__Instructions for the task__:
Before you return the lines below, strip out any images and keep every word as written.

__Extracted records__:
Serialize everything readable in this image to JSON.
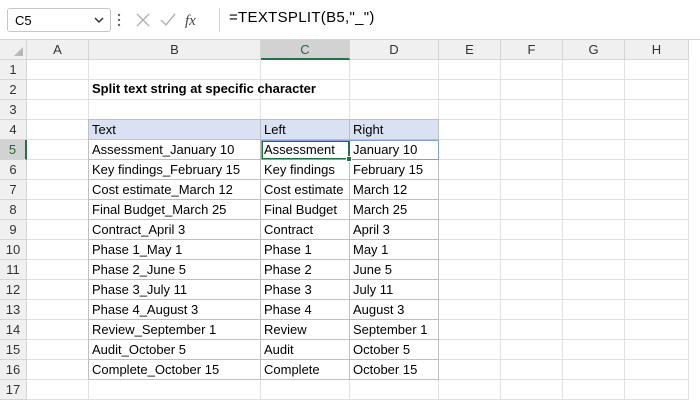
{
  "formula_bar": {
    "name_box": "C5",
    "formula": "=TEXTSPLIT(B5,\"_\")"
  },
  "icons": {
    "name_box_dropdown": "chevron-down-icon",
    "options": "vertical-dots-icon",
    "cancel": "x-cancel-icon",
    "enter": "check-enter-icon",
    "function": "fx-function-icon"
  },
  "columns": [
    "A",
    "B",
    "C",
    "D",
    "E",
    "F",
    "G",
    "H"
  ],
  "rows": [
    "1",
    "2",
    "3",
    "4",
    "5",
    "6",
    "7",
    "8",
    "9",
    "10",
    "11",
    "12",
    "13",
    "14",
    "15",
    "16",
    "17"
  ],
  "sheet": {
    "title": "Split text string at specific character",
    "headers": [
      "Text",
      "Left",
      "Right"
    ],
    "data": [
      [
        "Assessment_January 10",
        "Assessment",
        "January 10"
      ],
      [
        "Key findings_February 15",
        "Key findings",
        "February 15"
      ],
      [
        "Cost estimate_March 12",
        "Cost estimate",
        "March 12"
      ],
      [
        "Final Budget_March 25",
        "Final Budget",
        "March 25"
      ],
      [
        "Contract_April 3",
        "Contract",
        "April 3"
      ],
      [
        "Phase 1_May 1",
        "Phase 1",
        "May 1"
      ],
      [
        "Phase 2_June 5",
        "Phase 2",
        "June 5"
      ],
      [
        "Phase 3_July 11",
        "Phase 3",
        "July 11"
      ],
      [
        "Phase 4_August 3",
        "Phase 4",
        "August 3"
      ],
      [
        "Review_September 1",
        "Review",
        "September 1"
      ],
      [
        "Audit_October 5",
        "Audit",
        "October 5"
      ],
      [
        "Complete_October 15",
        "Complete",
        "October 15"
      ]
    ]
  },
  "colors": {
    "accent_green": "#217346",
    "header_fill": "#d9e1f2",
    "grid_line": "#e1e1e1"
  }
}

__Response to the task__:
Serialize everything readable in this image to JSON.
{
  "formula_bar": {
    "name_box": "C5",
    "formula": "=TEXTSPLIT(B5,\"_\")"
  },
  "icons": {
    "name_box_dropdown": "chevron-down-icon",
    "options": "vertical-dots-icon",
    "cancel": "x-cancel-icon",
    "enter": "check-enter-icon",
    "function": "fx-function-icon"
  },
  "columns": [
    "A",
    "B",
    "C",
    "D",
    "E",
    "F",
    "G",
    "H"
  ],
  "rows": [
    "1",
    "2",
    "3",
    "4",
    "5",
    "6",
    "7",
    "8",
    "9",
    "10",
    "11",
    "12",
    "13",
    "14",
    "15",
    "16",
    "17"
  ],
  "sheet": {
    "title": "Split text string at specific character",
    "headers": [
      "Text",
      "Left",
      "Right"
    ],
    "data": [
      [
        "Assessment_January 10",
        "Assessment",
        "January 10"
      ],
      [
        "Key findings_February 15",
        "Key findings",
        "February 15"
      ],
      [
        "Cost estimate_March 12",
        "Cost estimate",
        "March 12"
      ],
      [
        "Final Budget_March 25",
        "Final Budget",
        "March 25"
      ],
      [
        "Contract_April 3",
        "Contract",
        "April 3"
      ],
      [
        "Phase 1_May 1",
        "Phase 1",
        "May 1"
      ],
      [
        "Phase 2_June 5",
        "Phase 2",
        "June 5"
      ],
      [
        "Phase 3_July 11",
        "Phase 3",
        "July 11"
      ],
      [
        "Phase 4_August 3",
        "Phase 4",
        "August 3"
      ],
      [
        "Review_September 1",
        "Review",
        "September 1"
      ],
      [
        "Audit_October 5",
        "Audit",
        "October 5"
      ],
      [
        "Complete_October 15",
        "Complete",
        "October 15"
      ]
    ]
  },
  "colors": {
    "accent_green": "#217346",
    "header_fill": "#d9e1f2",
    "grid_line": "#e1e1e1"
  }
}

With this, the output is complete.